According to this article:
That presented a challenge for Higher Ground Academy, a K-12 school just west of Central High School on Marshall Avenue that has about 450 students. About 70 percent of them are Muslim immigrants from eastern Africa.Part of me is glad that we live in a society that can accomodate and adjust, and respect cultural beliefs that have become religious dogma (and that we can serve as an example to societies that have zero capacity to adjust), and yet, part of me is a little concerned, although I am not really sure why.
Executive Director Bill Wilson said he had concerns for some time about how to reconcile the school's art curriculum with the views of Muslim families, but the departure of the art teacher at the end of last school year gave him a window to act.
This fall, he hired ArtStart, a St. Paul-based nonprofit organization, to offer more options for about 150 kindergartners through second-graders, including visual arts and drumming. But parents were still upset that their children were drawing figures, Wilson said, and some pulled their children out of art class altogether.
Wilson then sat down with teacher and parent liaison Abdirahman Sheikh Omar Ahmad, who also is the imam at an Islamic center in Minneapolis, to work with ArtStart in determining how to meet state standards without running afoul of Muslim doctrine.
Read the whole story here.
The 4th Annual Bethesda International Photo Competition opened last night and the gallery was packed! Curator Catriona Fraser selected the following photographers as the award winners:
Best in Show: Lee Goodwin
First Prize: Adriana Echavarria
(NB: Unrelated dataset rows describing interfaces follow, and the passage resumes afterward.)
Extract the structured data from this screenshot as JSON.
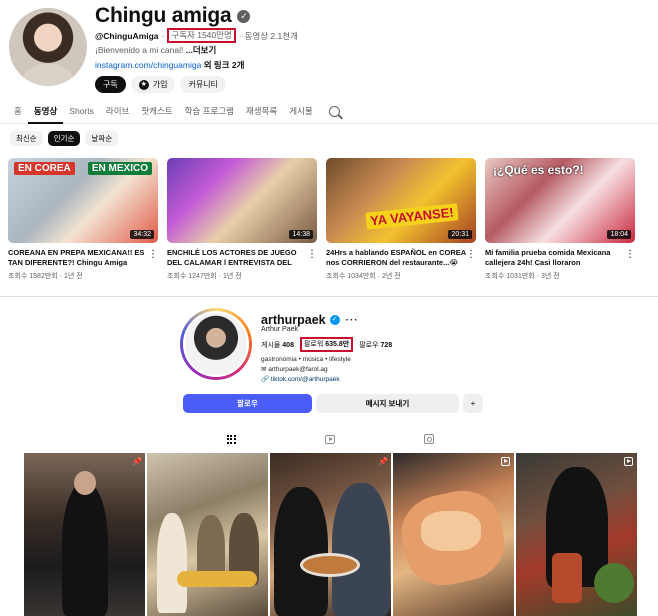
{
  "youtube": {
    "channel_name": "Chingu amiga",
    "handle": "@ChinguAmiga",
    "separator": "·",
    "subscribers": "구독자 1540만명",
    "video_count": "동영상 2.1천개",
    "description": "¡Bienvenido a mi canal!",
    "more": "...더보기",
    "link_url": "instagram.com/chinguamiga",
    "link_more": "외 링크 2개",
    "buttons": {
      "subscribe": "구독",
      "join": "가입",
      "community": "커뮤니티"
    },
    "tabs": [
      "홈",
      "동영상",
      "Shorts",
      "라이브",
      "팟캐스트",
      "학습 프로그램",
      "재생목록",
      "게시물"
    ],
    "active_tab": "동영상",
    "chips": [
      "최신순",
      "인기순",
      "날짜순"
    ],
    "active_chip": "인기순",
    "videos": [
      {
        "title": "COREANA EN PREPA MEXICANA!! ES TAN DIFERENTE?! Chingu Amiga",
        "meta": "조회수 1582만회 · 1년 전",
        "duration": "34:32",
        "caption_a": "EN COREA",
        "caption_b": "EN MEXICO"
      },
      {
        "title": "ENCHILÉ LOS ACTORES DE JUEGO DEL CALAMAR l ENTREVISTA DEL SERIE,...",
        "meta": "조회수 1247만회 · 1년 전",
        "duration": "14:38"
      },
      {
        "title": "24Hrs a hablando ESPAÑOL en COREA nos CORRIERON del restaurante...😭",
        "meta": "조회수 1034만회 · 2년 전",
        "duration": "20:31",
        "caption_a": "YA VAYANSE!"
      },
      {
        "title": "Mi familia prueba comida Mexicana callejera 24h! Casi lloraron",
        "meta": "조회수 1031만회 · 3년 전",
        "duration": "18:04",
        "caption_a": "¡¿Qué es esto?!"
      }
    ]
  },
  "instagram": {
    "username": "arthurpaek",
    "more": "···",
    "full_name": "Arthur Paek",
    "posts_label": "게시물",
    "posts_count": "408",
    "followers_label": "팔로워",
    "followers_count": "635.8만",
    "following_label": "팔로우",
    "following_count": "728",
    "bio_line1": "gastronomia • música • lifestyle",
    "bio_line2": "arthurpaek@farol.ag",
    "bio_link": "tiktok.com/@arthurpaek",
    "follow_button": "팔로우",
    "message_button": "메시지 보내기",
    "add_user": "+"
  },
  "colors": {
    "highlight_box": "#c8102e",
    "yt_link": "#065fd4",
    "ig_follow": "#4a5df9",
    "ig_verified": "#0095f6"
  },
  "icons": [
    "verified-icon",
    "star-icon",
    "search-icon",
    "grid-icon",
    "reels-icon",
    "tagged-icon",
    "pin-icon",
    "reel-badge-icon",
    "add-user-icon",
    "kebab-icon"
  ]
}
Second Prize: David Myers
Third Prize: Prescott Lassman
See all exhibited photos here. Below are some pics from the opening: